Wednesday October 4
1:00 – 3:00pm
NYS Health Foundation
1385 Broadway, 23rd floor
This event will be livestreamed online
Chronic hunger and food insecurity trends across the U.S. have not changed, despite the rise of charity.
Food banks and food pantries were meant to be a stopgap measure, but manufacturing jobs never came back, recession followed, and the “emergency food system” became an industry. In Big Hunger The Unholy Alliance Between Corporate America And Anti-Hunger Groups, author Andrew Fisher argues that many key anti-hunger advocates are missing an essential element of the problem: economic inequality driven by low wages. His research finds that efforts to end hunger, reduce obesity, and reform farm subsidies are compromised by corporate interests.
Join us on October 4th for a discussion with Andy about his research and findings, and hear a response from a panel of emergency food practitioners and academics.
Confirmed discussants (check back later for an updated list):
- Dr. Melony Samuels, Executive Director, Bed Stuy Campaign Against Hunger
- Lori Silverbush, Director, A Place at the Table
Funders are encouraged to bring anti-hunger grantees to learn with us
Co-sponsored by WhyHunger, CFF, and Philanthropy New York
More about Big Hunger
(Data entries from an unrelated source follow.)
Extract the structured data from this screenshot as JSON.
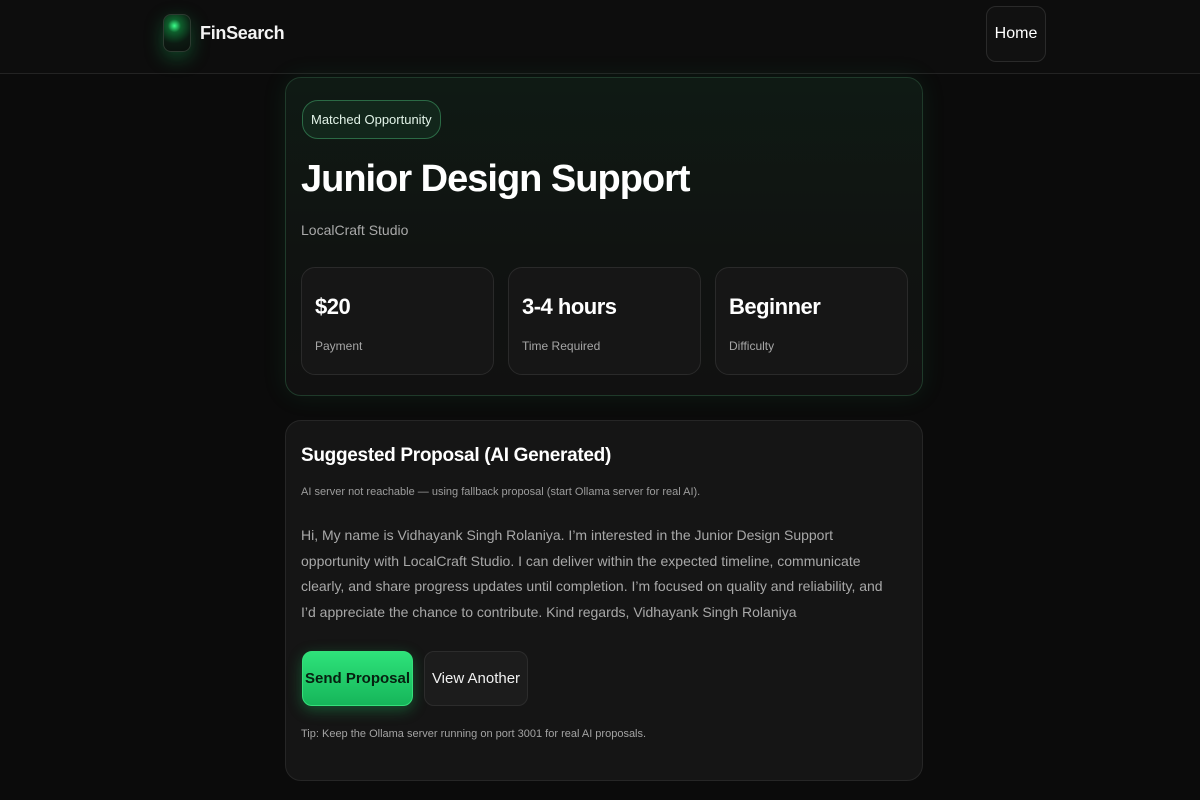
{
  "navbar": {
    "brand_name": "FinSearch",
    "logo_icon": "finsearch-logo-icon",
    "home_label": "Home"
  },
  "job": {
    "badge": "Matched Opportunity",
    "title": "Junior Design Support",
    "company": "LocalCraft Studio",
    "stats": [
      {
        "value": "$20",
        "label": "Payment"
      },
      {
        "value": "3-4 hours",
        "label": "Time Required"
      },
      {
        "value": "Beginner",
        "label": "Difficulty"
      }
    ]
  },
  "proposal": {
    "title": "Suggested Proposal (AI Generated)",
    "status": "AI server not reachable — using fallback proposal (start Ollama server for real AI).",
    "text": "Hi, My name is Vidhayank Singh Rolaniya. I’m interested in the Junior Design Support opportunity with LocalCraft Studio. I can deliver within the expected timeline, communicate clearly, and share progress updates until completion. I’m focused on quality and reliability, and I’d appreciate the chance to contribute. Kind regards, Vidhayank Singh Rolaniya",
    "send_label": "Send Proposal",
    "view_another_label": "View Another",
    "tip": "Tip: Keep the Ollama server running on port 3001 for real AI proposals."
  },
  "colors": {
    "background": "#0b0b0b",
    "accent": "#22c96a",
    "card": "#151515"
  }
}
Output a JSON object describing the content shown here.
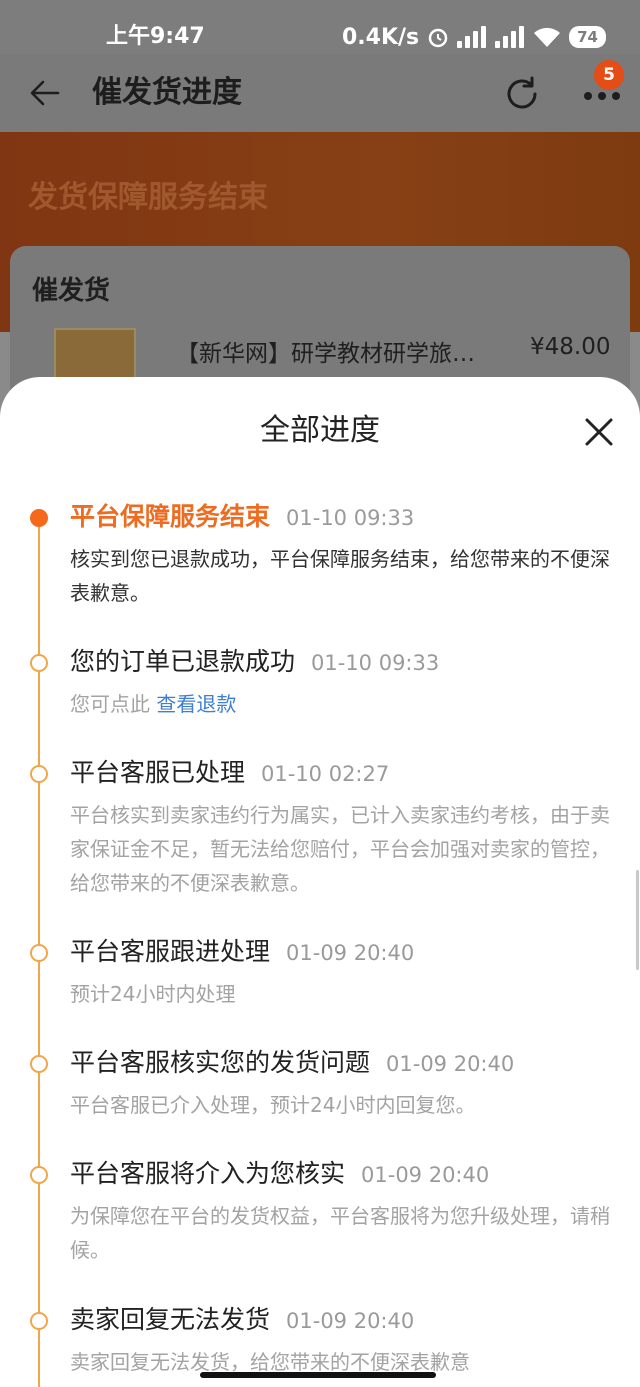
{
  "status_bar": {
    "time": "上午9:47",
    "speed": "0.4K/s",
    "battery": "74"
  },
  "header": {
    "title": "催发货进度",
    "badge_count": "5"
  },
  "hero": {
    "title": "发货保障服务结束"
  },
  "card": {
    "title": "催发货",
    "product_name": "【新华网】研学教材研学旅…",
    "price": "¥48.00"
  },
  "sheet": {
    "title": "全部进度",
    "events": [
      {
        "title": "平台保障服务结束",
        "time": "01-10 09:33",
        "desc": "核实到您已退款成功，平台保障服务结束，给您带来的不便深表歉意。",
        "active": true
      },
      {
        "title": "您的订单已退款成功",
        "time": "01-10 09:33",
        "desc": "您可点此 ",
        "link": "查看退款"
      },
      {
        "title": "平台客服已处理",
        "time": "01-10 02:27",
        "desc": "平台核实到卖家违约行为属实，已计入卖家违约考核，由于卖家保证金不足，暂无法给您赔付，平台会加强对卖家的管控，给您带来的不便深表歉意。"
      },
      {
        "title": "平台客服跟进处理",
        "time": "01-09 20:40",
        "desc": "预计24小时内处理"
      },
      {
        "title": "平台客服核实您的发货问题",
        "time": "01-09 20:40",
        "desc": "平台客服已介入处理，预计24小时内回复您。"
      },
      {
        "title": "平台客服将介入为您核实",
        "time": "01-09 20:40",
        "desc": "为保障您在平台的发货权益，平台客服将为您升级处理，请稍候。"
      },
      {
        "title": "卖家回复无法发货",
        "time": "01-09 20:40",
        "desc": "卖家回复无法发货，给您带来的不便深表歉意"
      }
    ]
  },
  "colors": {
    "accent": "#ee6c21",
    "timeline": "#f0a64c",
    "link": "#3f7fd0"
  }
}
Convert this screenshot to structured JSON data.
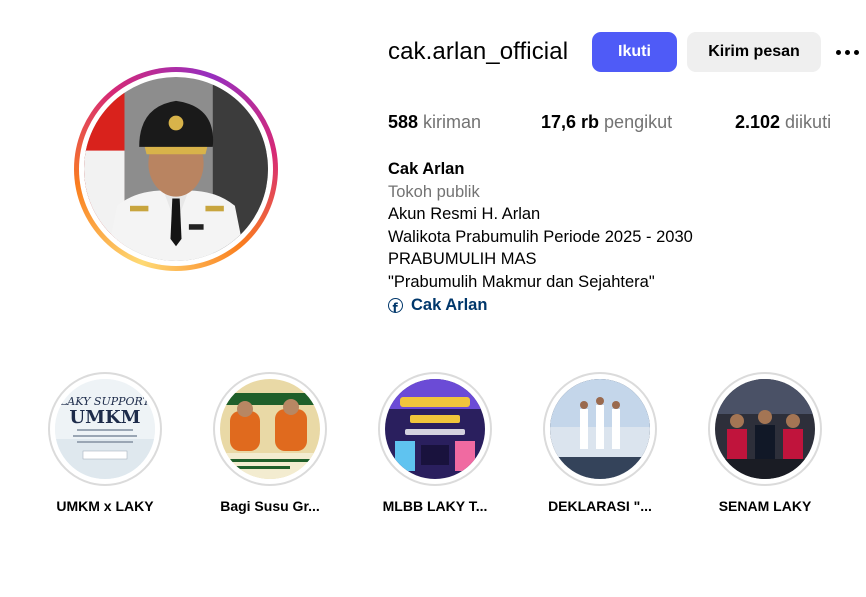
{
  "profile": {
    "username": "cak.arlan_official",
    "follow_label": "Ikuti",
    "message_label": "Kirim pesan"
  },
  "stats": {
    "posts_value": "588",
    "posts_label": "kiriman",
    "followers_value": "17,6 rb",
    "followers_label": "pengikut",
    "following_value": "2.102",
    "following_label": "diikuti"
  },
  "bio": {
    "name": "Cak Arlan",
    "category": "Tokoh publik",
    "lines": [
      "Akun Resmi H. Arlan",
      "Walikota Prabumulih Periode 2025 - 2030",
      "PRABUMULIH MAS",
      "\"Prabumulih Makmur dan Sejahtera\""
    ],
    "link_label": "Cak Arlan",
    "link_icon": "facebook-icon"
  },
  "highlights": [
    {
      "label": "UMKM x LAKY",
      "cover_text_1": "LAKY SUPPORT",
      "cover_text_2": "UMKM"
    },
    {
      "label": "Bagi Susu Gr..."
    },
    {
      "label": "MLBB LAKY T..."
    },
    {
      "label": "DEKLARASI \"..."
    },
    {
      "label": "SENAM LAKY"
    }
  ],
  "colors": {
    "follow_button": "#4f5bf7",
    "message_button": "#efefef",
    "link": "#00376b",
    "muted_text": "#737373",
    "story_ring": [
      "#feda75",
      "#fa7e1e",
      "#d62976",
      "#962fbf"
    ]
  }
}
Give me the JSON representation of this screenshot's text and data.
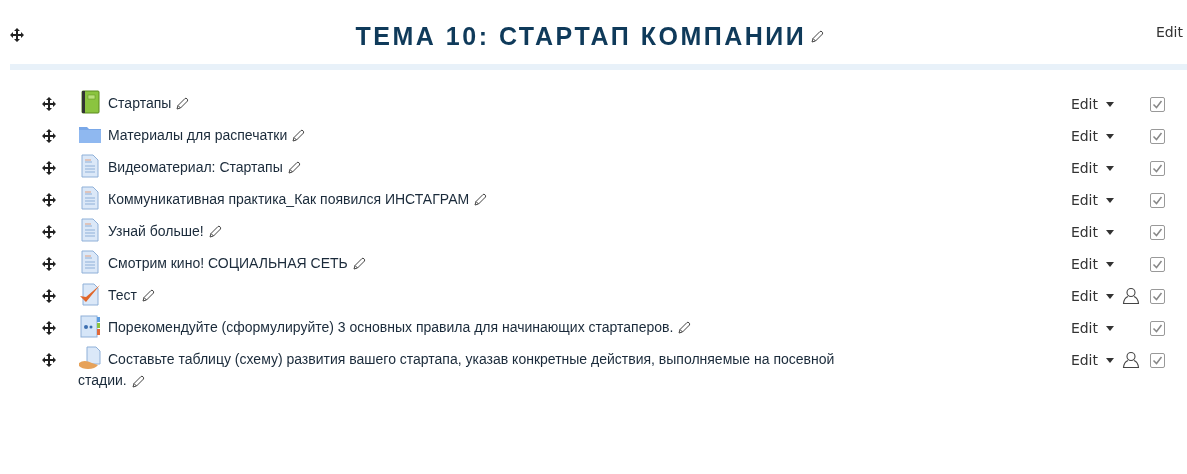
{
  "section": {
    "title": "ТЕМА 10: СТАРТАП КОМПАНИИ",
    "edit_menu": "Edit"
  },
  "activities": [
    {
      "kind": "book",
      "name": "Стартапы",
      "edit_menu": "Edit",
      "restricted": false,
      "checked": true
    },
    {
      "kind": "folder",
      "name": "Материалы для распечатки",
      "edit_menu": "Edit",
      "restricted": false,
      "checked": true
    },
    {
      "kind": "page",
      "name": "Видеоматериал: Стартапы",
      "edit_menu": "Edit",
      "restricted": false,
      "checked": true
    },
    {
      "kind": "page",
      "name": "Коммуникативная практика_Как появился ИНСТАГРАМ",
      "edit_menu": "Edit",
      "restricted": false,
      "checked": true
    },
    {
      "kind": "page",
      "name": "Узнай больше!",
      "edit_menu": "Edit",
      "restricted": false,
      "checked": true
    },
    {
      "kind": "page",
      "name": "Смотрим кино! СОЦИАЛЬНАЯ СЕТЬ",
      "edit_menu": "Edit",
      "restricted": false,
      "checked": true
    },
    {
      "kind": "quiz",
      "name": "Тест",
      "edit_menu": "Edit",
      "restricted": true,
      "checked": true
    },
    {
      "kind": "glossary",
      "name": "Порекомендуйте (сформулируйте) 3 основных правила для начинающих стартаперов.",
      "edit_menu": "Edit",
      "restricted": false,
      "checked": true
    },
    {
      "kind": "assignment",
      "name": "Составьте таблицу (схему) развития вашего стартапа, указав конкретные действия, выполняемые на посевной стадии.",
      "edit_menu": "Edit",
      "restricted": true,
      "checked": true
    }
  ]
}
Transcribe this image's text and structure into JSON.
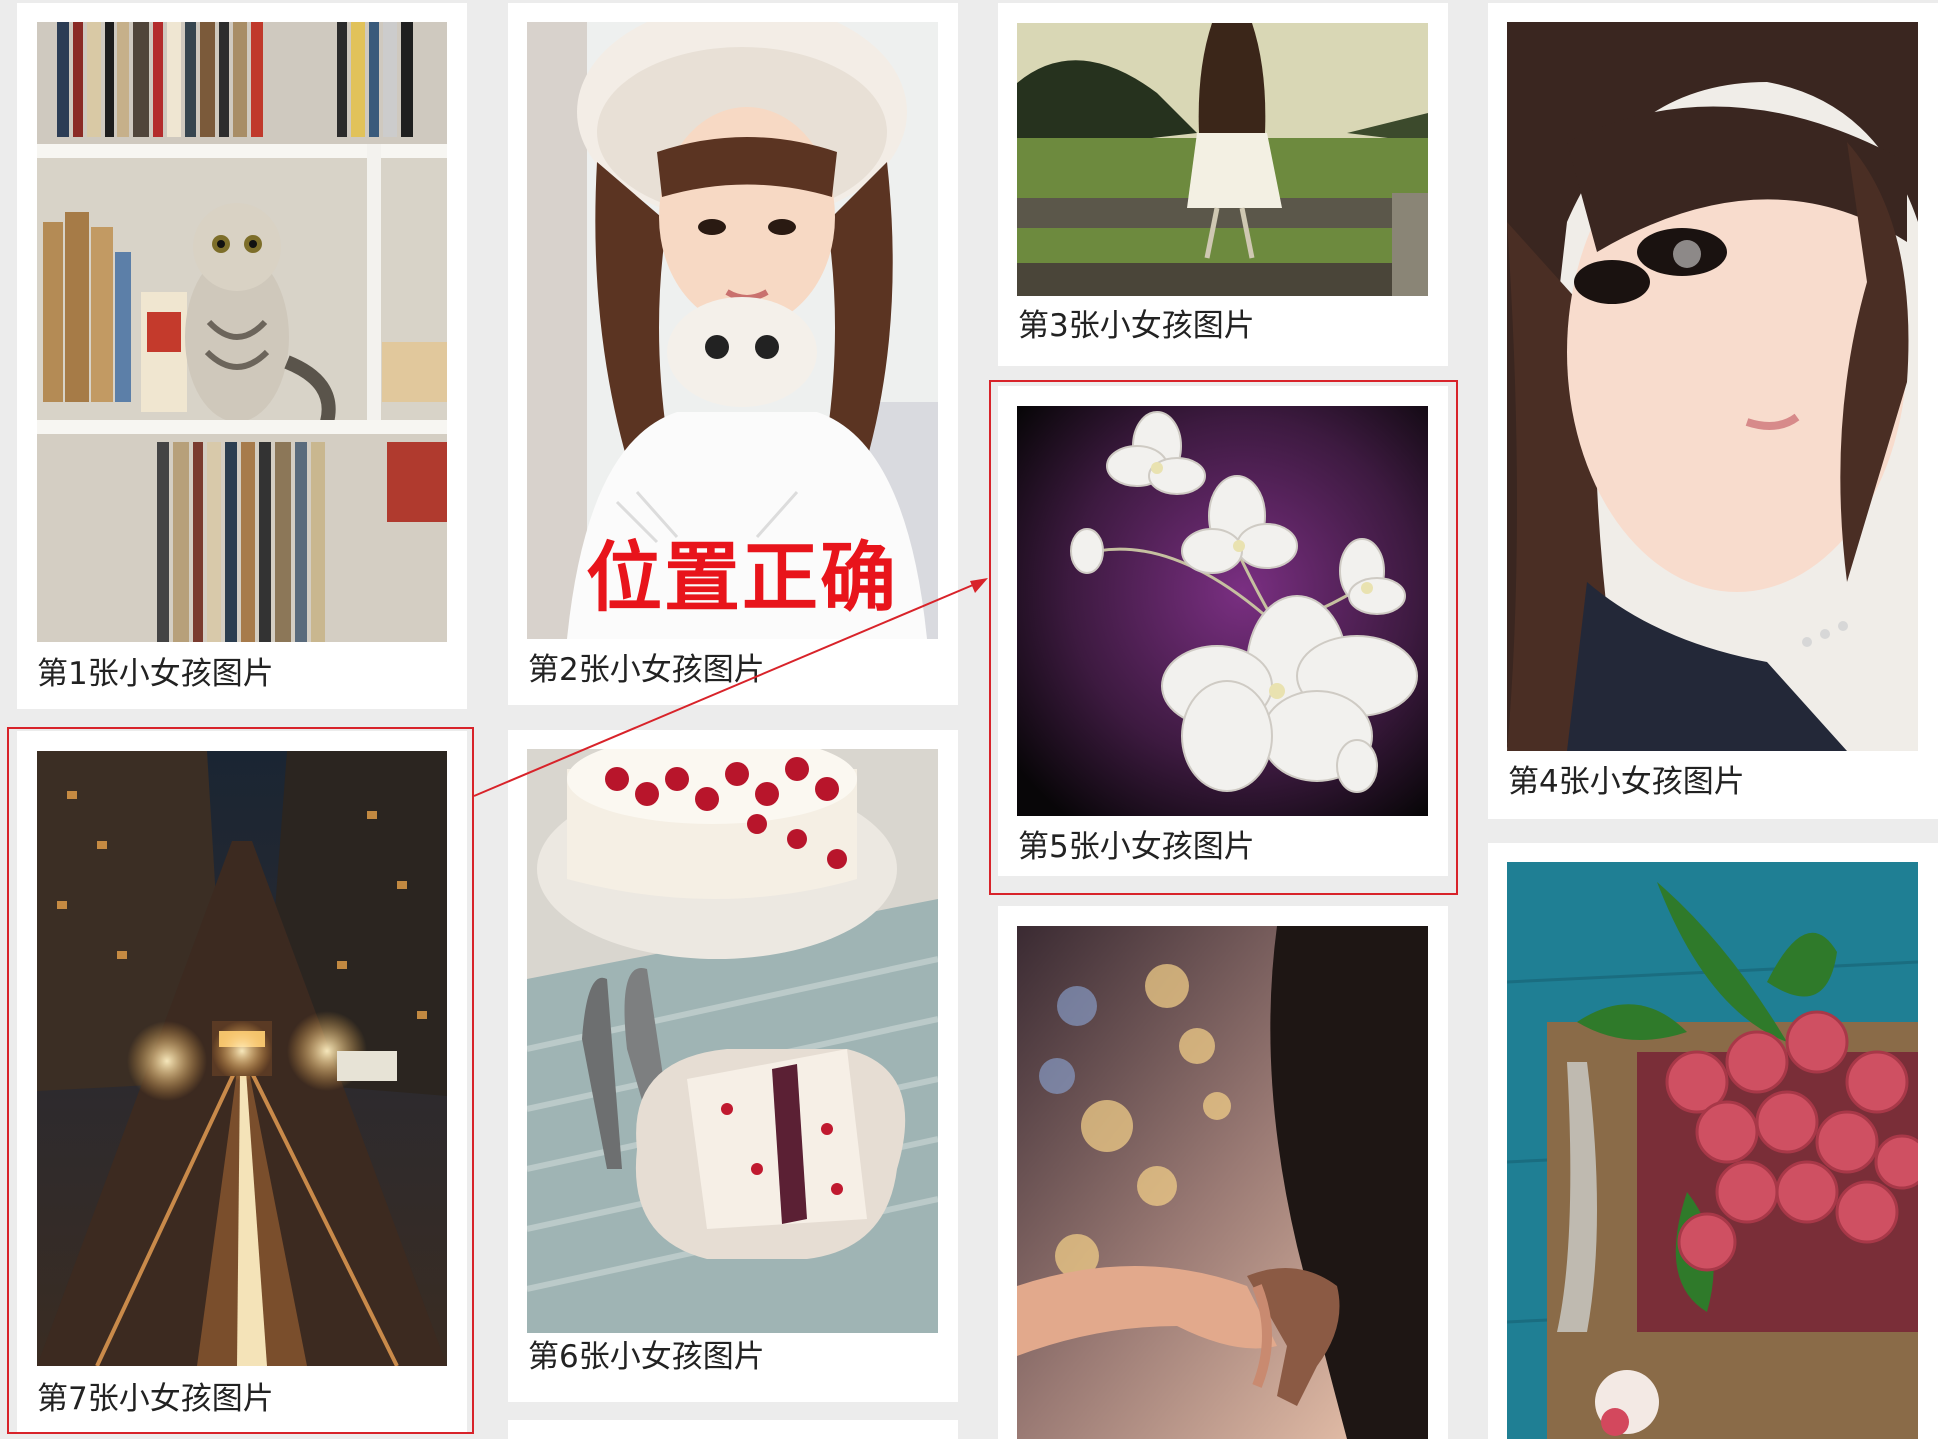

In Big Hunger, Andrew Fisher takes a critical look at the business of hunger and offers a new vision for the anti-hunger movement. From one perspective, anti-hunger leaders have been extraordinarily effective. Food charity is embedded in American civil society, and federal food programs have remained intact while other anti-poverty programs have been eliminated or slashed. But anti-hunger advocates are missing an essential element of the problem: economic inequality driven by low wages. Reliant on corporate donations of food and money, anti-hunger organizations have failed to hold business accountable for offshoring jobs, cutting benefits, exploiting workers and rural communities, and resisting wage increases. They have become part of a “hunger industrial complex” that seems as self-perpetuating as the more famous military-industrial complex. Fisher lays out a vision that encompasses a broader definition of hunger characterized by a focus on public health, economic justice, and economic democracy. He points to the work of numerous grassroots organizations that are leading the way in these fields as models for the rest of the anti-hunger sector. It is only through approaches like these that we can hope to end hunger, not just manage it.
In 1994, Andy Fisher co-founded and led the Community Food Security Coalition (CFSC), a first of its kind national alliance of hundreds of groups working on urban food access and local food. Fisher led CFSC as Executive Director for 17 years, creating and gaining momentum for the concept of community food security while building the food movement as a whole. He successfully led advocacy efforts and passage of crucial federal nutrition legislation to address food security, including the establishment of the Community Food Projects and Farm to School grants. Fisher is an expert on a variety of food system topics and tactics, including food policy councils, community food assessments, healthy corner stores, coalition building, and farm to cafeteria programs. Fisher is an activist, NGO consultant, and an adjunct teacher at Portland State University in Oregon. His book, Big Hunger, is the launch for a new vision for how to untangle corporate interests from food banks and the anti-hunger movement.